Thousands of hard-working folks are killed and injured in mines worldwide each year. This eons-old industry is disparaged by many, but most of the people with close ties to it laud and defend the profession.
The truth is this: Mining is hazardous but essential to the lives we want. It's an activity that produces wealth, provides raw materials for a myriad of products, lifts people out of poverty, develops economies and yes -- kills, maims and disables some of those who work at mining.
Miners, from the child coal miners of old who worked to remove "boney" from the breakers or carried water to the mining executives of today, should be thanked and appreciated for their contribution to civilization.
Let's reconsider labeling mine operators as the exploiters of earth and humans. Let us at least acknowledge their entrepreneurial spirit, courage and willingness to get into a business that is difficult by any standard. My father was a coal operator.
But let's also be fair. Poorly managed mines exist. Some operators still are sympathetic to the doctrines of "assumption of risk" or "implied negligence," so often cited in days gone by as a management defense against the liability of accident loss.
Those who don't study industrial health and safety or haven't worked in heavy industries such as mining often ask how catastrophes -- such as the April 2010 mine explosion in West Virginia at Massey's Upper Big Branch mine or the roof collapse at the San Jose copper mine in Chile -- can happen.
Mining exposes workers to lethal amounts of energy. The energies in underground mines are in states of motion or stored in moving shafts and gears; electricity; the mine roof, rib or sides of the tunnel; hydraulic cylinders; and more. An unexpected release of this energy can equal disaster.
These energies must be controlled at all times and in all situations. Unfortunately, our controls are not always up to the task.
The Upper Big Branch event apparently involved the methane gas accumulating into the explosive range and an ignition source. Mine roofs collapse for many reasons, such as fault lines in the strata, inadequate bolting or other mechanical controls, inadequate pillar size or improper mining methods.
Mines blow up when methane gas accumulations go undetected or inundate a mine quickly before power can be cut or the area can be ventilated. Investigations into these recent mining disasters have not been completed, so the basic or root causes cannot be known yet.
To prevent incidents in mining, both large and small, is no easy task. We are fighting a legion of hazards.
In underground mines, stored energy in the form of earth surrounds the worker. Miners work in a confined space that has the potential to collapse on them at any time, despite efforts to maintain the integrity of the roof, ribs and floor of the void in which they work. The challenge to identify and control hazards in this workplace is unequaled.
Mine safety begins with commitment.
Management must commit to preventing accidents by providing adequate resources for the identification and control of hazards. All mines must integrate safety into everything they do. There is no magic bullet to prevent injuries and loss.
But it's essential to have commitment:

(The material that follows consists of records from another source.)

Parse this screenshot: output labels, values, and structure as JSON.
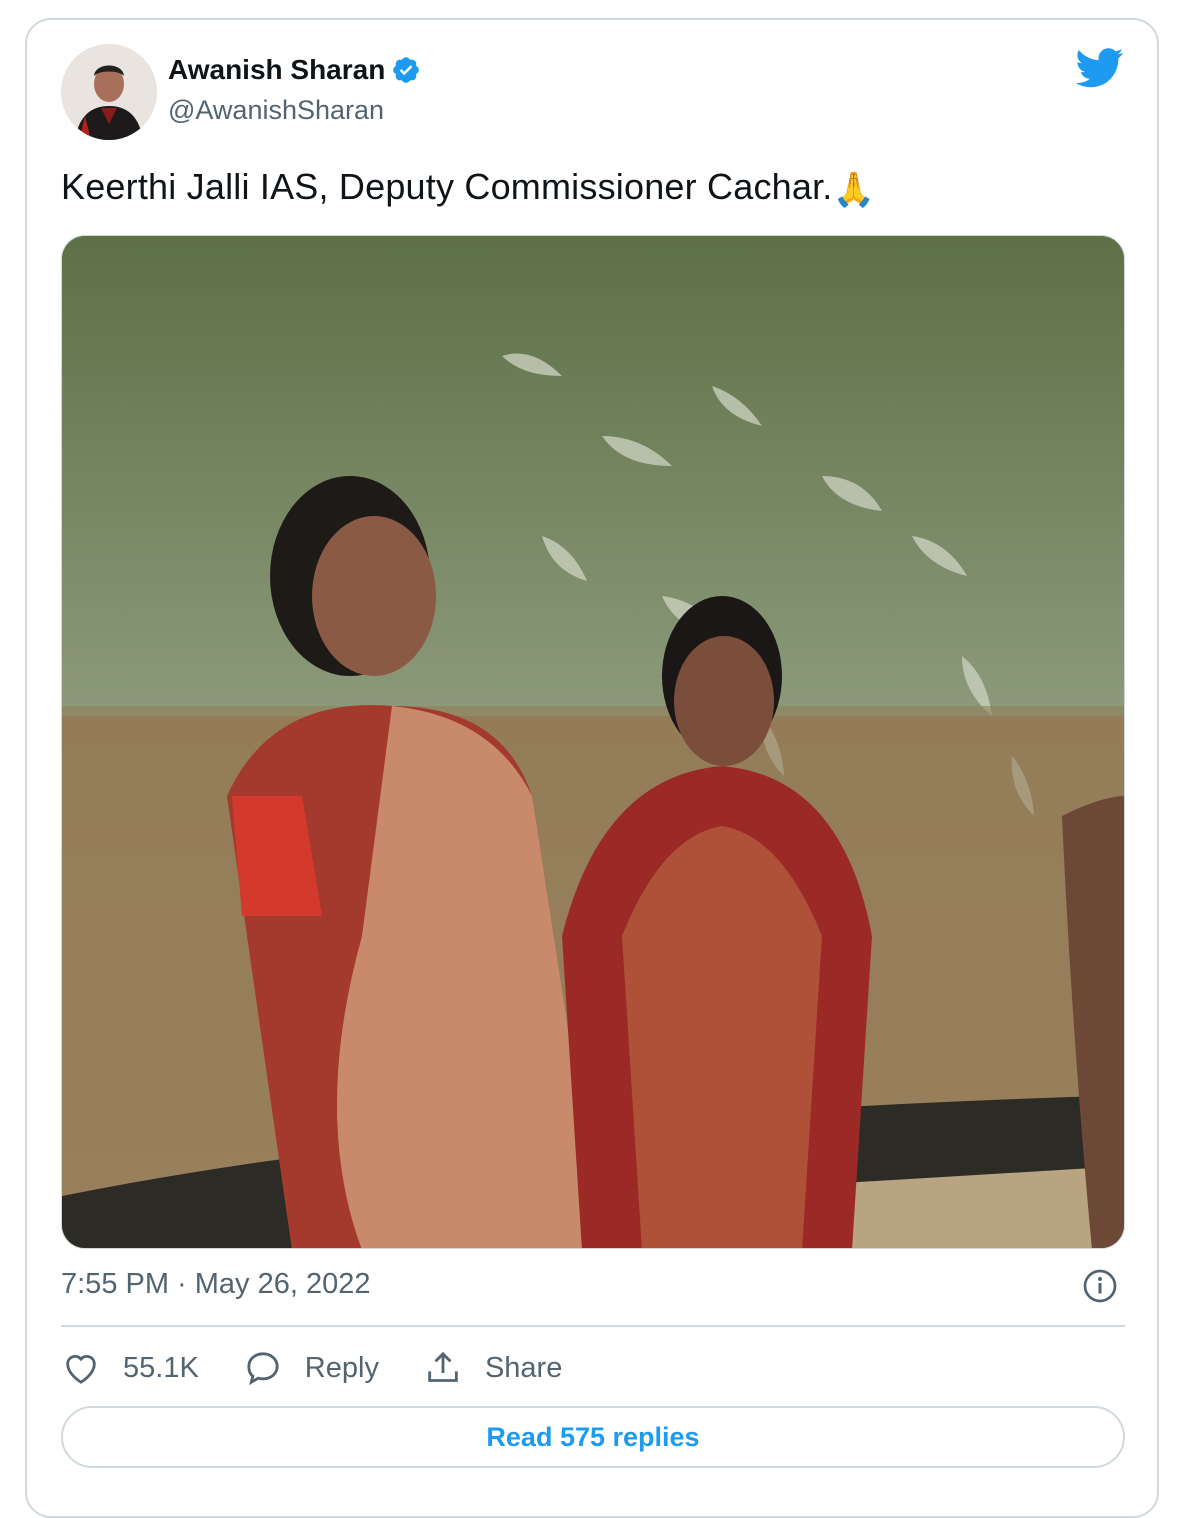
{
  "author": {
    "name": "Awanish Sharan",
    "handle": "@AwanishSharan",
    "verified": true
  },
  "tweet": {
    "text": "Keerthi Jalli IAS, Deputy Commissioner Cachar.",
    "emoji": "🙏",
    "timestamp": "7:55 PM · May 26, 2022"
  },
  "actions": {
    "likes": "55.1K",
    "reply_label": "Reply",
    "share_label": "Share"
  },
  "read_replies_label": "Read 575 replies",
  "colors": {
    "accent": "#1d9bf0",
    "text_primary": "#0f1419",
    "text_secondary": "#536471",
    "border": "#cfd9de"
  },
  "icons": [
    "verified-badge-icon",
    "twitter-bird-icon",
    "info-icon",
    "heart-icon",
    "reply-bubble-icon",
    "share-icon"
  ]
}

-- To prevention, vigilance and excellence in workplace examinations.
-- To safe work practices and procedures.
-- To controlling the hazards associated with the worker, the equipment, material and the environment.
This takes dedication, a conscientious work force and some good fortune.

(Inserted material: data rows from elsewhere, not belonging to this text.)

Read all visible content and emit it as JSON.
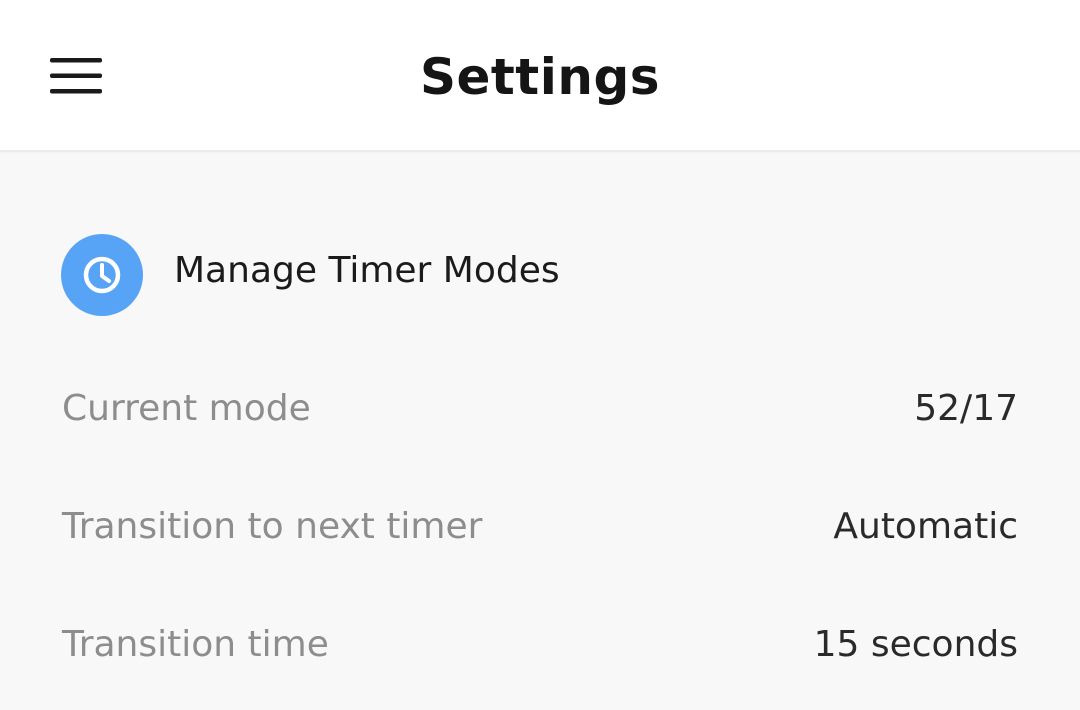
{
  "header": {
    "title": "Settings",
    "menu_icon": "hamburger-menu-icon"
  },
  "manage_timer_modes": {
    "label": "Manage Timer Modes",
    "icon": "clock-icon",
    "icon_bg_color": "#57a4f6"
  },
  "settings": [
    {
      "label": "Current mode",
      "value": "52/17"
    },
    {
      "label": "Transition to next timer",
      "value": "Automatic"
    },
    {
      "label": "Transition time",
      "value": "15 seconds"
    }
  ]
}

A former supervisor of mine was fond of saying, "Plan for the exception, and expect it to happen." Perhaps for mining, this goes double.
The miners who perished at Upper Big Branch were killed instantly. There was no opportunity for them to evacuate or take refuge. The miners at the San Jose copper mine might have escaped back in August had all escape routes been maintained properly.
Companies must embrace an aggressive culture of safety prevention first and foremost and also incorporate a program of mine emergency response that is second to none.
The opinions expressed in this commentary are solely those of Mark Radomsky.